Disney movies are really well known for teaching kids valuable life lessons in a way that they could understand. Finding Nemo teaches the importance of family and how to face your fears for those that you love. The movie focuses on two fish, Marlin and Dory trying to find Marlins lost son Nemo after fishermen took him. Since Nemo is the only family Marlin has he is very protective over him, and before he was born he grabbed on to, what was only just an egg at the time and said, “I will never let anything happen to you”. Marlins biggest fear is loosing the only person he has left, and once he does, something like coming face to face with a shark
In Animal Farm, George Orwell warns how power will often lead to corruption. Napoleon was placed in a position of power after Major died, and he slowly starts to lavish in his power and become addicted to the lush life of a dictator. When Napoleon first becomes a leader, he expresses how everyone will work equally, but as his reign goes on, he shortens the work hours. At the very end of the novel, the observing animals even start to see that pig and man had become the same. The irony present in the above example, illuminates how regardless of how much a ruler promises to maintain equality and fairness, the position of power that they hold, will corrupt them. It is seen that the power rid of Napoleon’s conscience, and created a ruthless dictator.

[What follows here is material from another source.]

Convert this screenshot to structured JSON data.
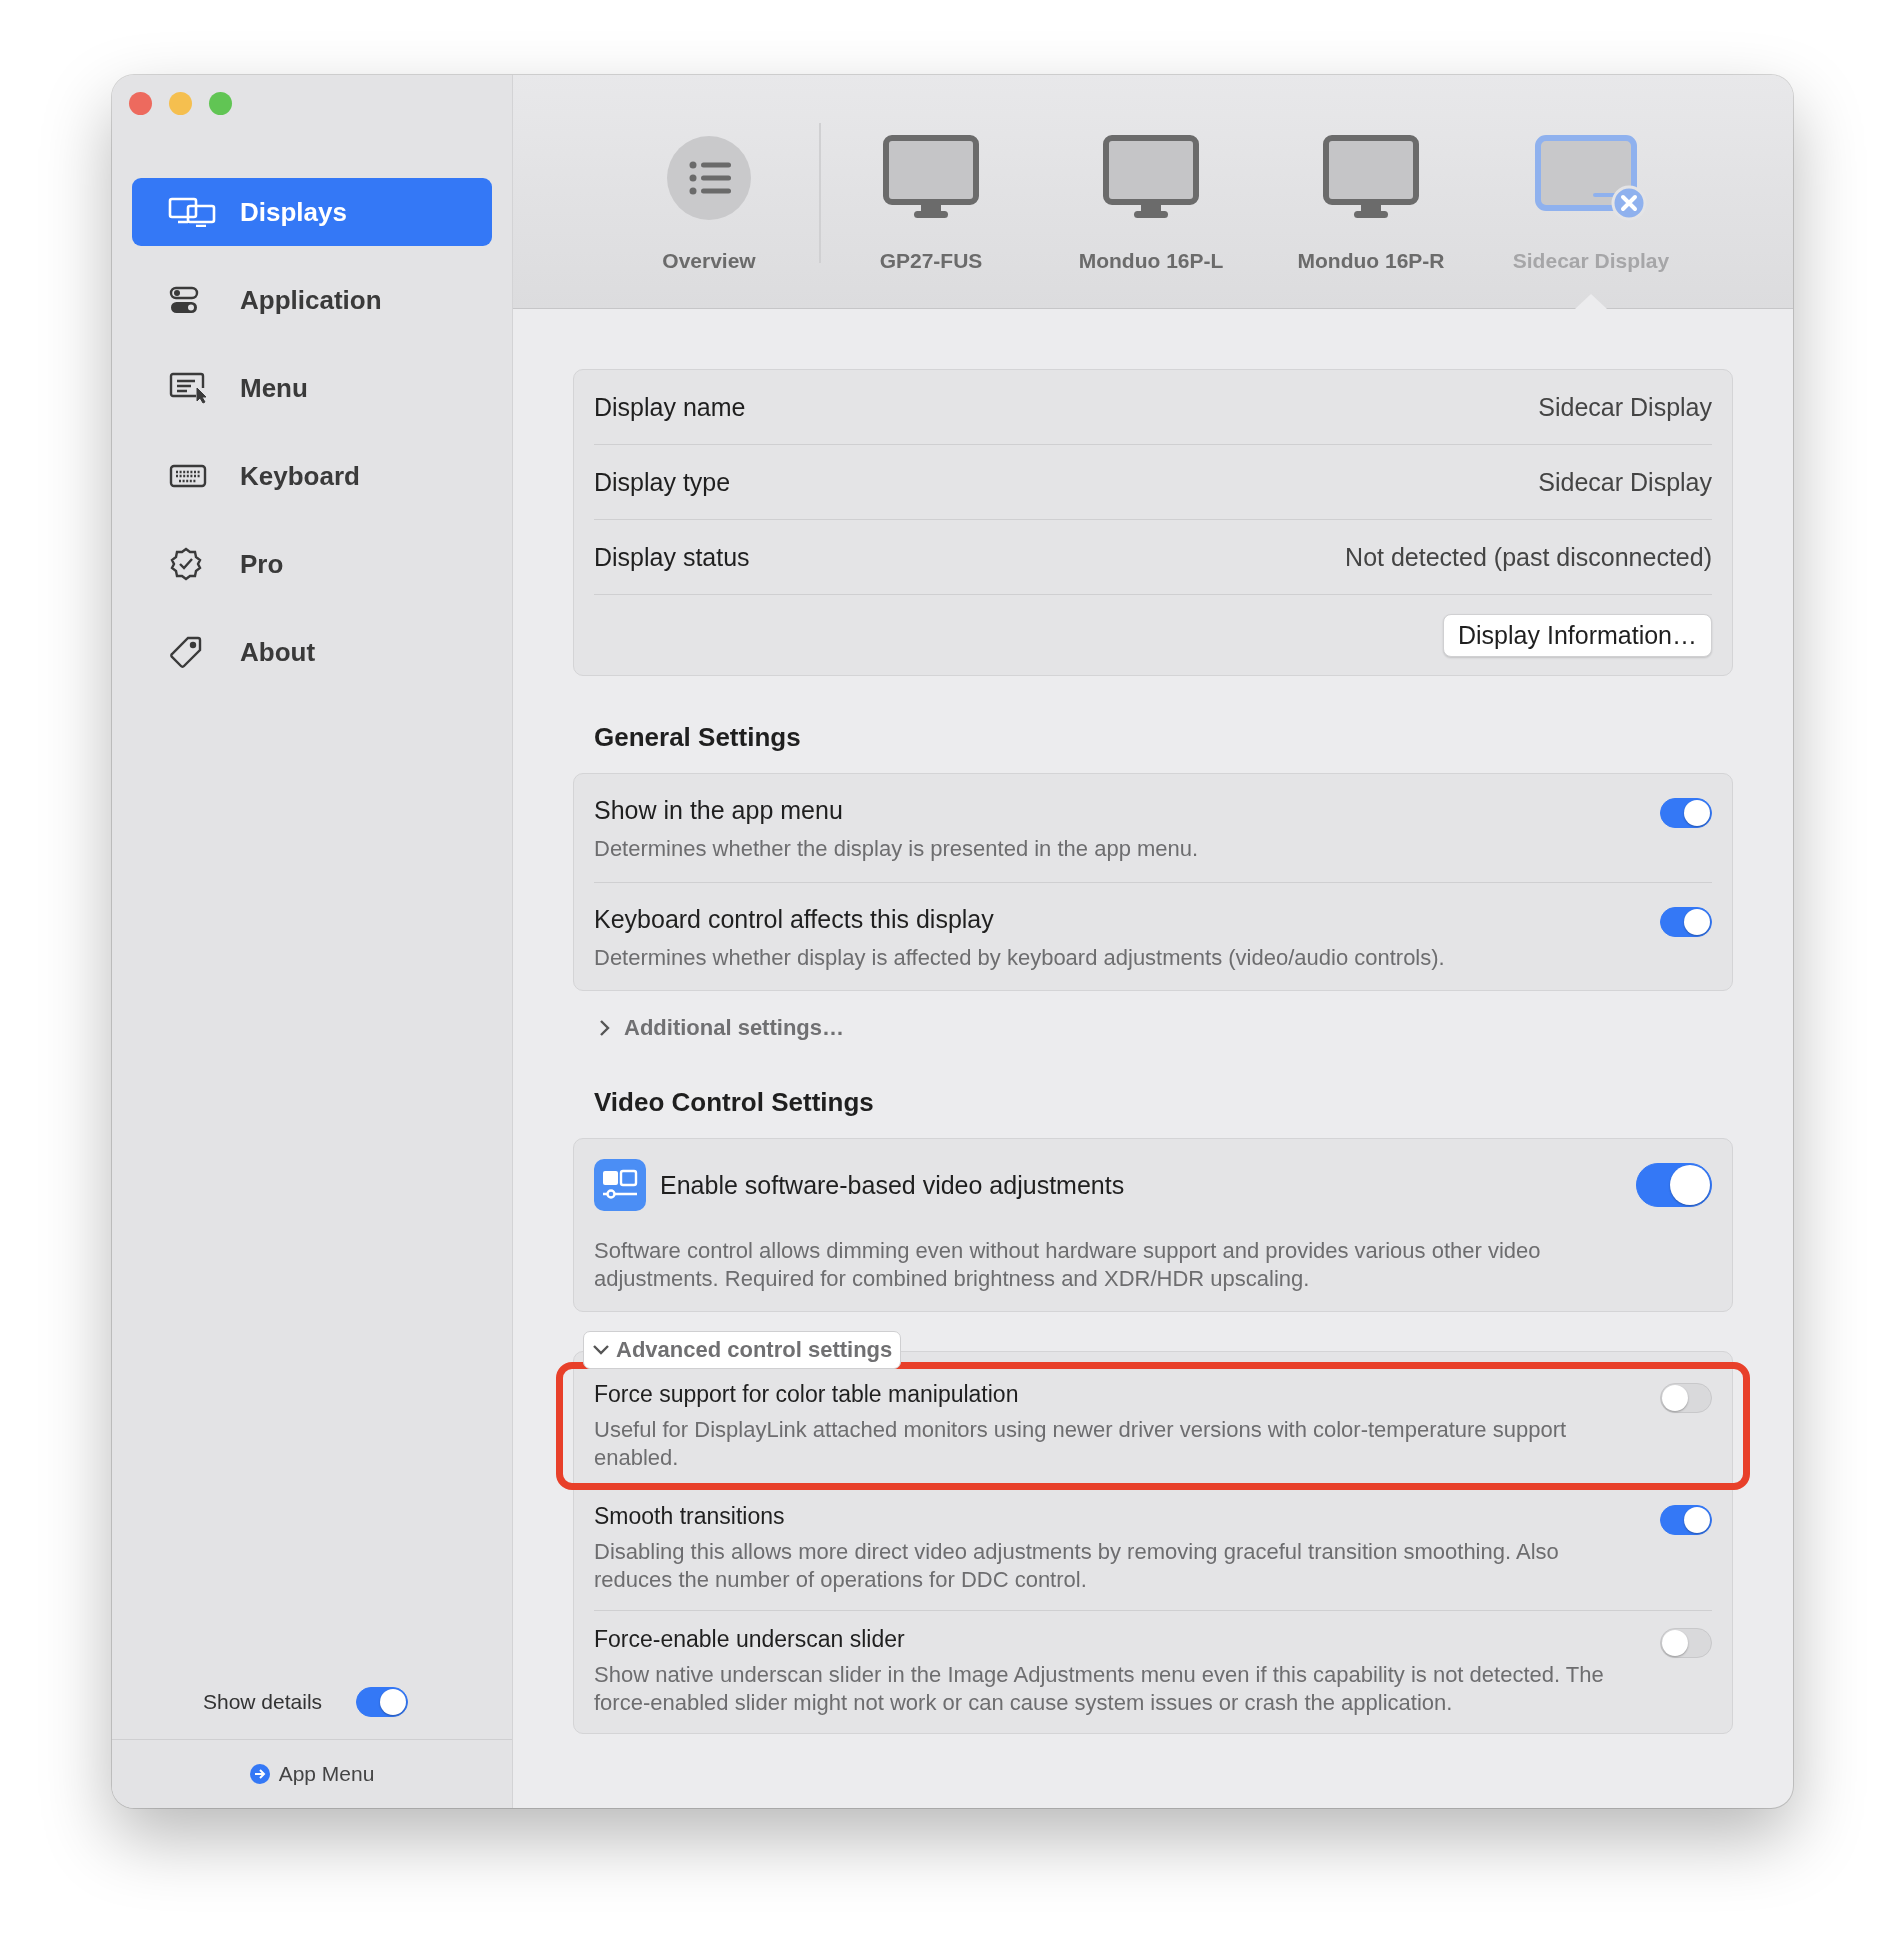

Ever since wild animals such as Killer Whales have been captured and kept in theme parks and zoos as amusement, there have been issues on whether they should or shouldn’t be kept in captivity. Killer Whales, otherwise commonly referred to as Orcas, have regularly been taken away from the sea at a very young age so they can be trained, raised and kept in theme parks for exhibition. Although theme parks no longer capture whales from the wild, they are still bred in captivity for public display at marine parks such as Sea World (Gorman). Sea World and other theme parks confine whales to tanks that, for them, are about the same size as a
In 2013, Gabriela Cowperthwaite directed the documentary Blackfish. This documentary is about Tilikum, an orca from SeaWorld that has taken the lives of many trainers. The documentary makes the claim that orcas should be freed from captivity. While in captivity they are causing harm to both themselves, humans, and the other orcas. Blackfish is a great example of an argument that can be rhetorically analyzed because it has pathos, ethos, and logos.
The documentary Blackfish, directed by Gabriela Cowperthwaite released in July 2013, explores the mistreatment of killer whales and the relationship between the killer whales and trainers as well as the significant problems of the sea-park industry, with a focus upon SeaWorld. Cowperthwaite positions the audience to feel sympathy towards the killer whales by making deliberate choices in sound, visual, language, and structure through the representation of trainers as unprofessional, and whales as mistreated, also experts as reliable information source.